Since Quagliata is proudest of his homemade pastas, I ordered the ravioli magro, a delightful dish of light as air pasta pillows filled with ricotta, spinach and asiago cheese and napped with a sage butter sauce. I wavered, however, when I saw the angle hair pasta with rock shrimp fennel cream and a tomato sauce. I love fennel, especially in spring, and I don’t see it on menus very often. I’m thinking that fennel might be a great subject for a future story for the Wednesday Food section.
My friend ordered the tagliatell al pesto — flat noodles napped with fresh basil, sundried tomatoes, toasted pine nuts and Romano cheese. They were among another dozen pasta dishes all priced at around $12. One taste and we quickly understood why Carl is so proud of this part of the menu.
I’ve known for years that Carl’s personal preference as a cook runs to roasted and braised dishes, so the rotisserie items that conclude the menu are sure to garner their own following. They range from a roasted fresh fish of the day to roasted and sliced beef and roasted chicken. My eye latched onto the horseradish crusted tilapia with roasted potatoes, white bean caponata and a citrus buerre blanc. Maybe next time — and there certainly will be a next time. Tuscany is sure to become a great lunch or dinner standout among the mostly chain restaurants around Beachwood Place and neighboring Legacy Village.

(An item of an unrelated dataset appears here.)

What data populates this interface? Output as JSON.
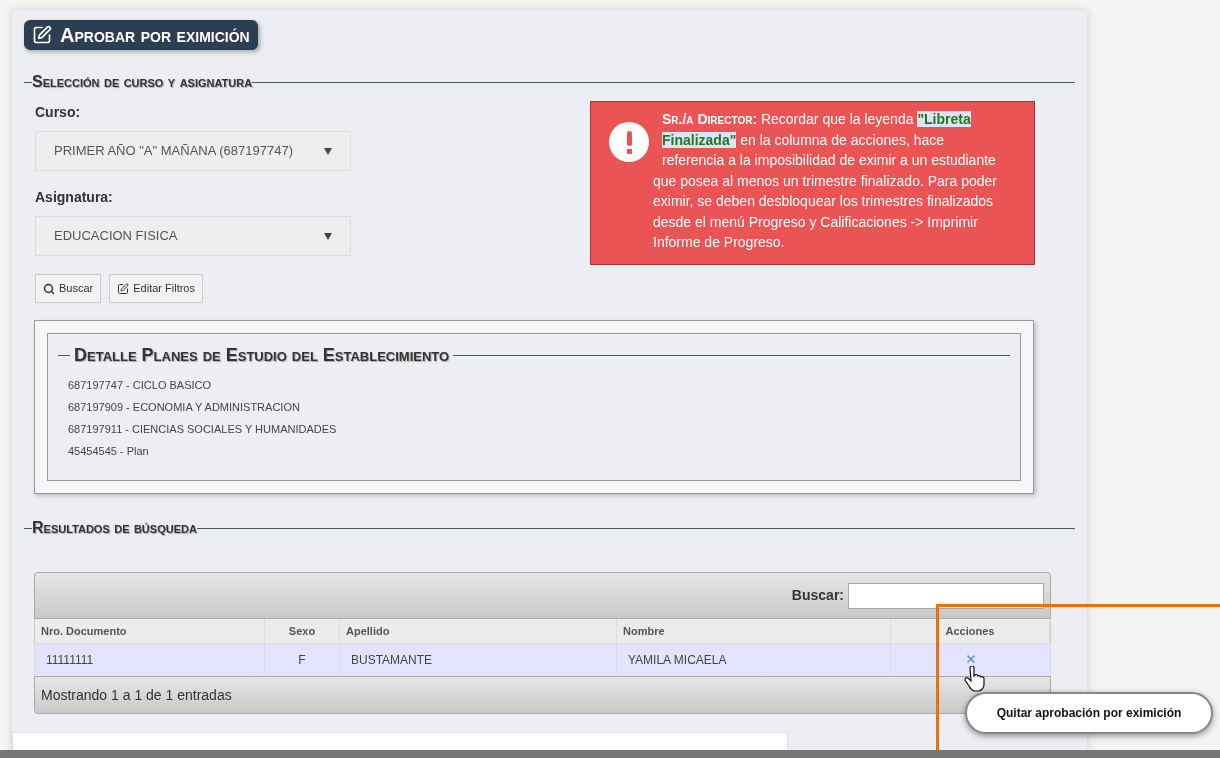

Tuscany is open from 11:30 to 3:30 for lunch and from 3:30 to 9 p.m. for dinner. To find it, exit I-271 at Brainard, hang a right on Cedar and turn left off Cedar Road into the first driveway for Beachwood Place. Stay left and you’ll turn into the gated community that is The Hamptons. Tuscany is straight ahead in the single story building at 27040 Cedar Road.